You can use it in various chicken dishes or some beef items. Try to use a small amount of lemonade or even replace it with a lime-based drink to produce a rich flavor closer to Marsala wine and different enough to make it worth trying out with your kids or others.

Balsamic Vinegar and Sugar

Newman's Own Balsamic vinegar on a white background
For a non-alcoholic substitute for Marsala wine, try balsamic vinegar mixed with sugar.

Balsamic vinegar is one of those ingredients that work well in savory dishes.

A balsamic reduction is often a good choice for those who want a slightly less intense balsamic taste. Add around one teaspoon of sugar per cup of balsamic vinegar to add the sweet taste typical with Marsala wine. Some people prefer honey to sugar, which works well for vegetable-based dishes.

Sage, Rosemary, and Figs

Few herbs or cooking ingredients get quite the mileage as sage and rosemary.

These items add such a rich array of flavors and undertones that they are perfect for various cooking situations. When combining them with figs (puree your ingredients to a fine liquid), you produce a tasty Marsala wine substitute that should go well with just about any meal.

Puree the figs first, then add the herbs and spices by the teaspoon until you get the taste you want.

Red Grape Juice

Whether you prefer red or white grape juice for your Marsala substitute will vary based on your preference and taste.

When using red grape juice, try to add a touch of sherry vinegar and a little vanilla extract for your meat and vegetable dishes. You can also use red grape juice for cakes and other decadent desserts, especially if you enjoy cranberry juice.

Cranberry juice mimics the taste of red grape juice but has a slightly more bitter overall flavor.

White Grape Juice

White grape juice should be a good enough substitute for Marsala wine, which will work well for many people’s tastes.

However, you can improve this option by adding one-quarter cup of white grape juice with two tablespoons of sherry vinegar and one tablespoon of vanilla extract.

If you read the previous section, you know that this combination of ingredients was also suggested for red grape juice. It helps to make both types suitable for rich and savory meals.

Balsamic Vinegar and Figs, Prunes, or Plums

To create an excellent Marsala wine combination, balsamic vinegar can combine with just about any red fruit (figs, prunes, and plums are the best choice here).

First, simmer the fruits over low heat and strain them through a sieve to remove any seeds of core materials.
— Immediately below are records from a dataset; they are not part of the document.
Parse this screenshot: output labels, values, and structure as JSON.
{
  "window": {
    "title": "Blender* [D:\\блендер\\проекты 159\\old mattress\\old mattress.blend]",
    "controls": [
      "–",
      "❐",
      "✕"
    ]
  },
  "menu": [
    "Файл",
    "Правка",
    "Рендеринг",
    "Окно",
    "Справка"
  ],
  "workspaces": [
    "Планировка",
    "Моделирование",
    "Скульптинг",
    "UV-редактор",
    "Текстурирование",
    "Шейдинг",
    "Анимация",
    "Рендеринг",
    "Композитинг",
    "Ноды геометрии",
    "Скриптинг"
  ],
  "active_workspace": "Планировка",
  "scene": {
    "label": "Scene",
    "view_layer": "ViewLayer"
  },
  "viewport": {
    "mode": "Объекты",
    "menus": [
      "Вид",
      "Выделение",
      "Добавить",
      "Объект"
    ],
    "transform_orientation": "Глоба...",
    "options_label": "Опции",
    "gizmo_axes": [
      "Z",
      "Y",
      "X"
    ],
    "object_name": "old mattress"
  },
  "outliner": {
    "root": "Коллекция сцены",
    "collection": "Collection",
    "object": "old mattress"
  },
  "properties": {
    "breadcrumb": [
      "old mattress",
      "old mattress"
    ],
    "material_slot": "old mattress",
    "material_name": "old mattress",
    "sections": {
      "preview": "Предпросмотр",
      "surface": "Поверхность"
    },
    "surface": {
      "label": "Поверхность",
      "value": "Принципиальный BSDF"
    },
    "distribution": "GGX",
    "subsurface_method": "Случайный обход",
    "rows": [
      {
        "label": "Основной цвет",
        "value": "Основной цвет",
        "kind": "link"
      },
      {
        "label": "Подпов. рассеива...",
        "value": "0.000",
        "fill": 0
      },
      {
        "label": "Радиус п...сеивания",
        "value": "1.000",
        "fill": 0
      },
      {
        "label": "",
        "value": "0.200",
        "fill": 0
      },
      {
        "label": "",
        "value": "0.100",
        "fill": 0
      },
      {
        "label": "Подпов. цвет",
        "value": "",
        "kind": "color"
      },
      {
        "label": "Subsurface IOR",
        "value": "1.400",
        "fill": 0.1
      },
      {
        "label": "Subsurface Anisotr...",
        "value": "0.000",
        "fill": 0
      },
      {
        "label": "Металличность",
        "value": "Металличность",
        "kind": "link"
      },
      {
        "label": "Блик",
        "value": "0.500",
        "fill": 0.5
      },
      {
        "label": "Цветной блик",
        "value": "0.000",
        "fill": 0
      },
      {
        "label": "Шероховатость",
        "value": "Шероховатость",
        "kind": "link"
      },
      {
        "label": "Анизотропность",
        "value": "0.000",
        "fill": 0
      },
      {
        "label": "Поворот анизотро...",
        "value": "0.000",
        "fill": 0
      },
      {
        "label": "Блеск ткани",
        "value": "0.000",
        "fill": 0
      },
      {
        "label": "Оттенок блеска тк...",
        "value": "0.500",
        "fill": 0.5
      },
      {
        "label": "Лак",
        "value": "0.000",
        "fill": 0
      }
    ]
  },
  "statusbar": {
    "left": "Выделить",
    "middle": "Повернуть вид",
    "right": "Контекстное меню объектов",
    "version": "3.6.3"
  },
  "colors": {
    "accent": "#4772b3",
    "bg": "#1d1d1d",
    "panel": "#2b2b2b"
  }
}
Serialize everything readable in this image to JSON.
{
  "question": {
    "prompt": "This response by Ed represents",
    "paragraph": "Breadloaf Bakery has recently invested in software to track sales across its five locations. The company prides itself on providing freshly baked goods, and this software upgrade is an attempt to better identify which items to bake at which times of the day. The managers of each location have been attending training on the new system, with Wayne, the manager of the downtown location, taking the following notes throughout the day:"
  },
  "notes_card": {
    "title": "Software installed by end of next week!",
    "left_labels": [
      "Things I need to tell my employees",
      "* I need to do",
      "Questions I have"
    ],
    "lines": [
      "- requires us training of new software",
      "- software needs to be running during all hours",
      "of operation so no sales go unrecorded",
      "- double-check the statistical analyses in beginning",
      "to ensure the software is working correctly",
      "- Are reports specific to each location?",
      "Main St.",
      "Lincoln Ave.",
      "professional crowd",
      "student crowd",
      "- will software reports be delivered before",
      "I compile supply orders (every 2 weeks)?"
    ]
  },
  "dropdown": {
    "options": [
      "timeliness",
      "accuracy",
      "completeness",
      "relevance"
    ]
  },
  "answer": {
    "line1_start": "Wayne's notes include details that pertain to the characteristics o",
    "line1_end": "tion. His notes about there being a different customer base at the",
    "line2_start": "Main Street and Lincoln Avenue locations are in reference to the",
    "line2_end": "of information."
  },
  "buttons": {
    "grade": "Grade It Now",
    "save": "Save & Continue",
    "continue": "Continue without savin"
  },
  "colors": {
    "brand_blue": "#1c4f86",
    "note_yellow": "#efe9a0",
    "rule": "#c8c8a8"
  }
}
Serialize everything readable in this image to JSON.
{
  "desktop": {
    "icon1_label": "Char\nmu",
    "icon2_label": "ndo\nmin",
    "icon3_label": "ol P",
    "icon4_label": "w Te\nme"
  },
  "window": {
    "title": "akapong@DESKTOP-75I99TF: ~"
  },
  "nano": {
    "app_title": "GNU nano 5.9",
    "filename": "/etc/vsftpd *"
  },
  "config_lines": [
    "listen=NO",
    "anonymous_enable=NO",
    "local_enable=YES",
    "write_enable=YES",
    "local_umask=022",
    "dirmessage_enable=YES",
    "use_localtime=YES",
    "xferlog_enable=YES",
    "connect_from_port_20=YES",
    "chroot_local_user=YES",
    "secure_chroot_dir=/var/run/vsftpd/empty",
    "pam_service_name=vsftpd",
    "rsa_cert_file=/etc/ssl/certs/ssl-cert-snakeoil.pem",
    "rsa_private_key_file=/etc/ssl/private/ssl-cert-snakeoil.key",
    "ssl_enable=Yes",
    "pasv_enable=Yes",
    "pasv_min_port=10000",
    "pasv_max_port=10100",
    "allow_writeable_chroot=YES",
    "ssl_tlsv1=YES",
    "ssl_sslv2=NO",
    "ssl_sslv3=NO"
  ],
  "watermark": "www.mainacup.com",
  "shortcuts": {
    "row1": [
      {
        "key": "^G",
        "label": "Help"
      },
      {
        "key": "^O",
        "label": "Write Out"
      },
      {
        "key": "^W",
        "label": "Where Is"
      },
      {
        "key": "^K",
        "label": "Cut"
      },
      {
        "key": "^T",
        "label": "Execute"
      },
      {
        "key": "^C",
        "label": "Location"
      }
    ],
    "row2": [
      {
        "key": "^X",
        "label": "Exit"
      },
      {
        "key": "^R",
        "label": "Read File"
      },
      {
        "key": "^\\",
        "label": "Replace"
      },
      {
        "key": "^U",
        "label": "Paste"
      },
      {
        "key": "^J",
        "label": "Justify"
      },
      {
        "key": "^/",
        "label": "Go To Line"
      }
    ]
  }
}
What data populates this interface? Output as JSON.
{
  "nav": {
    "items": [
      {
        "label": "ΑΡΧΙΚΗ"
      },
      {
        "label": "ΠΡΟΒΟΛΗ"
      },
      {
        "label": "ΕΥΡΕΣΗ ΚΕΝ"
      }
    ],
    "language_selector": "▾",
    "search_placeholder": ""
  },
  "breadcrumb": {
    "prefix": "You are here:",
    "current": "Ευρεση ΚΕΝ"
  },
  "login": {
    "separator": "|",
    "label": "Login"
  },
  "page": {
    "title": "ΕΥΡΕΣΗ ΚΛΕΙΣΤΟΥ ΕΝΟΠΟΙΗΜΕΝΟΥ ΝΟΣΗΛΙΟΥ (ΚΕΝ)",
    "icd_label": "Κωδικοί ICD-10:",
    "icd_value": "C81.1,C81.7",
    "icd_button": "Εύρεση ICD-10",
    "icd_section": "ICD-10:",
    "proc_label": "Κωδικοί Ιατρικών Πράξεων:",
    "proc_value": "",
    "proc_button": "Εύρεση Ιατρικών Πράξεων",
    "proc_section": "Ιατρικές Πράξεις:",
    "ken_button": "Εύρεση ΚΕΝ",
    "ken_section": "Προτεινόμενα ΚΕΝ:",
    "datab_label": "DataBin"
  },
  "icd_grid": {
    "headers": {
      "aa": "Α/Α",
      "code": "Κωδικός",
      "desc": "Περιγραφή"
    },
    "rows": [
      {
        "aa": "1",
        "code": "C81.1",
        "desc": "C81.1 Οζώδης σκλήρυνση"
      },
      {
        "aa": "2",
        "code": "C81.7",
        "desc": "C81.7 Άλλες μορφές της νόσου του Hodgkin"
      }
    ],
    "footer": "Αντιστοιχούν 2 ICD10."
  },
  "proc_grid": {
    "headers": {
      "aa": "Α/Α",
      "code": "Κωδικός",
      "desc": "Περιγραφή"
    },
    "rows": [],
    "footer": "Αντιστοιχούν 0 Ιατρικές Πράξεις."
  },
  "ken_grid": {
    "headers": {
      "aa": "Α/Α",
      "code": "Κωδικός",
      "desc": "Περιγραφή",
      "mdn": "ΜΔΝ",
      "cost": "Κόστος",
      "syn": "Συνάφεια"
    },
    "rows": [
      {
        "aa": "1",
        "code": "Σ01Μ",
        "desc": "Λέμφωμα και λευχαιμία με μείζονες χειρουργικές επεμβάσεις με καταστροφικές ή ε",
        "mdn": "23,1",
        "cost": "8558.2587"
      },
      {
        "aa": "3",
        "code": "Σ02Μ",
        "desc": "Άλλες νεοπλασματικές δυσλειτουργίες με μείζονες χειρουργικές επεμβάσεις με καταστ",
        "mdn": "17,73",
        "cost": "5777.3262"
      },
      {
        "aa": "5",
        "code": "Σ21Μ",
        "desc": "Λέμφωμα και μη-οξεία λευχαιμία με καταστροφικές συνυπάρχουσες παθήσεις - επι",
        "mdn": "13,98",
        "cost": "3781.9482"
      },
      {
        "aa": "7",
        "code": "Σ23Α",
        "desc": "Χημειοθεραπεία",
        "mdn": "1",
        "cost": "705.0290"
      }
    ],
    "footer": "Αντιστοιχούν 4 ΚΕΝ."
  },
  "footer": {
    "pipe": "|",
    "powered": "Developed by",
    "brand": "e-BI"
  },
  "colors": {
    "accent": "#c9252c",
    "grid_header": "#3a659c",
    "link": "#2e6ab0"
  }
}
Once you add the balsamic vinegar (by teaspoon to meet your taste), you can use it in just about any dish, particularly pork, as it brings out the textures of this meat very well.

Homemade Vegetable or Chicken Stock

Vegetable or chicken stock can produce some of the flavors you’d get from a Marsala wine, creating the creamy texture you want but not precisely recreating the flavors.

So here’s a trick: add some balsamic vinegar to add a little bit more of a Marsala flavor. This option works well in various soups and gravies and is a unique choice that many people will enjoy.

Emma Miller